### What you are asked to do
Repeat all the records, precisely as given.

Element data from apps and pages
§

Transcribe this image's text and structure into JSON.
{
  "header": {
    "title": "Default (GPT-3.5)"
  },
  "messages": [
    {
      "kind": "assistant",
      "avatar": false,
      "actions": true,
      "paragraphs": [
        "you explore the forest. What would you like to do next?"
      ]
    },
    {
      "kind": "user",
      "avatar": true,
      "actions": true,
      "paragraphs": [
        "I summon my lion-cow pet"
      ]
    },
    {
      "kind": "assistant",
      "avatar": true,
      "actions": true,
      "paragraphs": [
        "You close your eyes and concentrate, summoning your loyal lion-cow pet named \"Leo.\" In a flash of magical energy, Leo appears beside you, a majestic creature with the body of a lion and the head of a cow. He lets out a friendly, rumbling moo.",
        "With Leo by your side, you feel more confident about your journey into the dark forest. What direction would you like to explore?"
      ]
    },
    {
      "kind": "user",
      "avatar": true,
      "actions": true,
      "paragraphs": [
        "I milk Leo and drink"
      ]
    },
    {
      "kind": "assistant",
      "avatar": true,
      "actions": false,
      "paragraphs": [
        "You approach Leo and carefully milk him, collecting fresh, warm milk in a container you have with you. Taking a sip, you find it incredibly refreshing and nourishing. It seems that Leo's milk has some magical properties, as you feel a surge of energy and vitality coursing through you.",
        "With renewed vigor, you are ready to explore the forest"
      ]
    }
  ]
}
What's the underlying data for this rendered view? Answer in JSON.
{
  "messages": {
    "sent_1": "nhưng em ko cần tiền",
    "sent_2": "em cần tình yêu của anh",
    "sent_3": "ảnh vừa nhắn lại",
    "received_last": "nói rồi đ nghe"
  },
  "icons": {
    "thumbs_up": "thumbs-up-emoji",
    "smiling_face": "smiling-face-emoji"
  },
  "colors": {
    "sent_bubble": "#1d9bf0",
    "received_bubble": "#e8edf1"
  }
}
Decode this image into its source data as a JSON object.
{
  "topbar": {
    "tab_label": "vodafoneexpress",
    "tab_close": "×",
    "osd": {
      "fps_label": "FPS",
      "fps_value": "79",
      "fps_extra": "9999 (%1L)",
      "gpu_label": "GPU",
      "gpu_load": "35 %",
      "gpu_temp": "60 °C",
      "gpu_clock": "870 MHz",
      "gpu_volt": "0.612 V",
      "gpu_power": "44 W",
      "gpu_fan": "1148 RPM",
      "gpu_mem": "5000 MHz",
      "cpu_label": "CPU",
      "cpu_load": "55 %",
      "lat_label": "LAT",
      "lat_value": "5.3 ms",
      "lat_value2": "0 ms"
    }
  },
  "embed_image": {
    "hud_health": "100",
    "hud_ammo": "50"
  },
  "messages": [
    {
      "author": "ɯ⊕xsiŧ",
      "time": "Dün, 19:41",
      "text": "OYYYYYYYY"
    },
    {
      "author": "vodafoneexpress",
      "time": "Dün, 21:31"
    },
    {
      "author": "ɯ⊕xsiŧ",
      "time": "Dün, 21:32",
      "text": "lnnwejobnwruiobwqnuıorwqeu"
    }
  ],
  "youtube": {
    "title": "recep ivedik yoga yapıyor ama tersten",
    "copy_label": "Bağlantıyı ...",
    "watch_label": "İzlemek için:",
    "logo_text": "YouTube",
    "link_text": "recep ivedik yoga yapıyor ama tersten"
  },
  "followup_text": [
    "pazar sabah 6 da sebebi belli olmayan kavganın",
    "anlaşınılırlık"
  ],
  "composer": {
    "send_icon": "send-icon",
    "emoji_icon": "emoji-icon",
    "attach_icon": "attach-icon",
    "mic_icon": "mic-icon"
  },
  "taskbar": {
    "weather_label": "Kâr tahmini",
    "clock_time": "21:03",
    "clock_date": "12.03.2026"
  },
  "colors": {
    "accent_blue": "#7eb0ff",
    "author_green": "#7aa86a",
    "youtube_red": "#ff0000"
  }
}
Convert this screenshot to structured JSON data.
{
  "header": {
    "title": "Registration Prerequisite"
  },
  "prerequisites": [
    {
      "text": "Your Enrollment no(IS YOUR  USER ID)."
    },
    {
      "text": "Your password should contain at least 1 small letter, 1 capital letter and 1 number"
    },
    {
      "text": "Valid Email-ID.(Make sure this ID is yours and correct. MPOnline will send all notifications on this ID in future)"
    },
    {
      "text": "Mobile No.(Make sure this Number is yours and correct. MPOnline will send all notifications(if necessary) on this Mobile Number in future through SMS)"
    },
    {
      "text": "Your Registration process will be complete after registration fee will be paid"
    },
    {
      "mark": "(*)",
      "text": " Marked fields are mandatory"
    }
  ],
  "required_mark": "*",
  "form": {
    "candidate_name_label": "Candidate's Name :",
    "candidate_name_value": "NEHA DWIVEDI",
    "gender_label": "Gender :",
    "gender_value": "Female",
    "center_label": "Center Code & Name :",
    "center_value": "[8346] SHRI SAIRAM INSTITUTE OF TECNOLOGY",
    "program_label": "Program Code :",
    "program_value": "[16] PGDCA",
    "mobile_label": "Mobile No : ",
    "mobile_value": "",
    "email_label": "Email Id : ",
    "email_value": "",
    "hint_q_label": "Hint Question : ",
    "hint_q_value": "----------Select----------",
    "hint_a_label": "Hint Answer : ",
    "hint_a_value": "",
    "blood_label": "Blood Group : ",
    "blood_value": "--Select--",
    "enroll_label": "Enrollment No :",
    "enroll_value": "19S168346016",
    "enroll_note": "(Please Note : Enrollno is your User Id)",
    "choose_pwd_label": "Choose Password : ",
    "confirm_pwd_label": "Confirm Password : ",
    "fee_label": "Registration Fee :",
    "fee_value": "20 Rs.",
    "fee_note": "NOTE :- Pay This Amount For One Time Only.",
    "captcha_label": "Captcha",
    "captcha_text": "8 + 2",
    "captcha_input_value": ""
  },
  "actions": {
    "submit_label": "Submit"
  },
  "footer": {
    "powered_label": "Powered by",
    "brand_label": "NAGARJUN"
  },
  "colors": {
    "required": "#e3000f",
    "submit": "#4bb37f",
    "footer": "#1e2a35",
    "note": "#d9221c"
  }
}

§

### Result of the task
Transcribe this image's text and structure into JSON.
{
  "header": {
    "title": "Default (GPT-3.5)"
  },
  "messages": [
    {
      "kind": "assistant",
      "avatar": false,
      "actions": true,
      "paragraphs": [
        "you explore the forest. What would you like to do next?"
      ]
    },
    {
      "kind": "user",
      "avatar": true,
      "actions": true,
      "paragraphs": [
        "I summon my lion-cow pet"
      ]
    },
    {
      "kind": "assistant",
      "avatar": true,
      "actions": true,
      "paragraphs": [
        "You close your eyes and concentrate, summoning your loyal lion-cow pet named \"Leo.\" In a flash of magical energy, Leo appears beside you, a majestic creature with the body of a lion and the head of a cow. He lets out a friendly, rumbling moo.",
        "With Leo by your side, you feel more confident about your journey into the dark forest. What direction would you like to explore?"
      ]
    },
    {
      "kind": "user",
      "avatar": true,
      "actions": true,
      "paragraphs": [
        "I milk Leo and drink"
      ]
    },
    {
      "kind": "assistant",
      "avatar": true,
      "actions": false,
      "paragraphs": [
        "You approach Leo and carefully milk him, collecting fresh, warm milk in a container you have with you. Taking a sip, you find it incredibly refreshing and nourishing. It seems that Leo's milk has some magical properties, as you feel a surge of energy and vitality coursing through you.",
        "With renewed vigor, you are ready to explore the forest"
      ]
    }
  ]
}
What's the underlying data for this rendered view? Answer in JSON.
{
  "messages": {
    "sent_1": "nhưng em ko cần tiền",
    "sent_2": "em cần tình yêu của anh",
    "sent_3": "ảnh vừa nhắn lại",
    "received_last": "nói rồi đ nghe"
  },
  "icons": {
    "thumbs_up": "thumbs-up-emoji",
    "smiling_face": "smiling-face-emoji"
  },
  "colors": {
    "sent_bubble": "#1d9bf0",
    "received_bubble": "#e8edf1"
  }
}
Decode this image into its source data as a JSON object.
{
  "topbar": {
    "tab_label": "vodafoneexpress",
    "tab_close": "×",
    "osd": {
      "fps_label": "FPS",
      "fps_value": "79",
      "fps_extra": "9999 (%1L)",
      "gpu_label": "GPU",
      "gpu_load": "35 %",
      "gpu_temp": "60 °C",
      "gpu_clock": "870 MHz",
      "gpu_volt": "0.612 V",
      "gpu_power": "44 W",
      "gpu_fan": "1148 RPM",
      "gpu_mem": "5000 MHz",
      "cpu_label": "CPU",
      "cpu_load": "55 %",
      "lat_label": "LAT",
      "lat_value": "5.3 ms",
      "lat_value2": "0 ms"
    }
  },
  "embed_image": {
    "hud_health": "100",
    "hud_ammo": "50"
  },
  "messages": [
    {
      "author": "ɯ⊕xsiŧ",
      "time": "Dün, 19:41",
      "text": "OYYYYYYYY"
    },
    {
      "author": "vodafoneexpress",
      "time": "Dün, 21:31"
    },
    {
      "author": "ɯ⊕xsiŧ",
      "time": "Dün, 21:32",
      "text": "lnnwejobnwruiobwqnuıorwqeu"
    }
  ],
  "youtube": {
    "title": "recep ivedik yoga yapıyor ama tersten",
    "copy_label": "Bağlantıyı ...",
    "watch_label": "İzlemek için:",
    "logo_text": "YouTube",
    "link_text": "recep ivedik yoga yapıyor ama tersten"
  },
  "followup_text": [
    "pazar sabah 6 da sebebi belli olmayan kavganın",
    "anlaşınılırlık"
  ],
  "composer": {
    "send_icon": "send-icon",
    "emoji_icon": "emoji-icon",
    "attach_icon": "attach-icon",
    "mic_icon": "mic-icon"
  },
  "taskbar": {
    "weather_label": "Kâr tahmini",
    "clock_time": "21:03",
    "clock_date": "12.03.2026"
  },
  "colors": {
    "accent_blue": "#7eb0ff",
    "author_green": "#7aa86a",
    "youtube_red": "#ff0000"
  }
}
Convert this screenshot to structured JSON data.
{
  "header": {
    "title": "Registration Prerequisite"
  },
  "prerequisites": [
    {
      "text": "Your Enrollment no(IS YOUR  USER ID)."
    },
    {
      "text": "Your password should contain at least 1 small letter, 1 capital letter and 1 number"
    },
    {
      "text": "Valid Email-ID.(Make sure this ID is yours and correct. MPOnline will send all notifications on this ID in future)"
    },
    {
      "text": "Mobile No.(Make sure this Number is yours and correct. MPOnline will send all notifications(if necessary) on this Mobile Number in future through SMS)"
    },
    {
      "text": "Your Registration process will be complete after registration fee will be paid"
    },
    {
      "mark": "(*)",
      "text": " Marked fields are mandatory"
    }
  ],
  "required_mark": "*",
  "form": {
    "candidate_name_label": "Candidate's Name :",
    "candidate_name_value": "NEHA DWIVEDI",
    "gender_label": "Gender :",
    "gender_value": "Female",
    "center_label": "Center Code & Name :",
    "center_value": "[8346] SHRI SAIRAM INSTITUTE OF TECNOLOGY",
    "program_label": "Program Code :",
    "program_value": "[16] PGDCA",
    "mobile_label": "Mobile No : ",
    "mobile_value": "",
    "email_label": "Email Id : ",
    "email_value": "",
    "hint_q_label": "Hint Question : ",
    "hint_q_value": "----------Select----------",
    "hint_a_label": "Hint Answer : ",
    "hint_a_value": "",
    "blood_label": "Blood Group : ",
    "blood_value": "--Select--",
    "enroll_label": "Enrollment No :",
    "enroll_value": "19S168346016",
    "enroll_note": "(Please Note : Enrollno is your User Id)",
    "choose_pwd_label": "Choose Password : ",
    "confirm_pwd_label": "Confirm Password : ",
    "fee_label": "Registration Fee :",
    "fee_value": "20 Rs.",
    "fee_note": "NOTE :- Pay This Amount For One Time Only.",
    "captcha_label": "Captcha",
    "captcha_text": "8 + 2",
    "captcha_input_value": ""
  },
  "actions": {
    "submit_label": "Submit"
  },
  "footer": {
    "powered_label": "Powered by",
    "brand_label": "NAGARJUN"
  },
  "colors": {
    "required": "#e3000f",
    "submit": "#4bb37f",
    "footer": "#1e2a35",
    "note": "#d9221c"
  }
}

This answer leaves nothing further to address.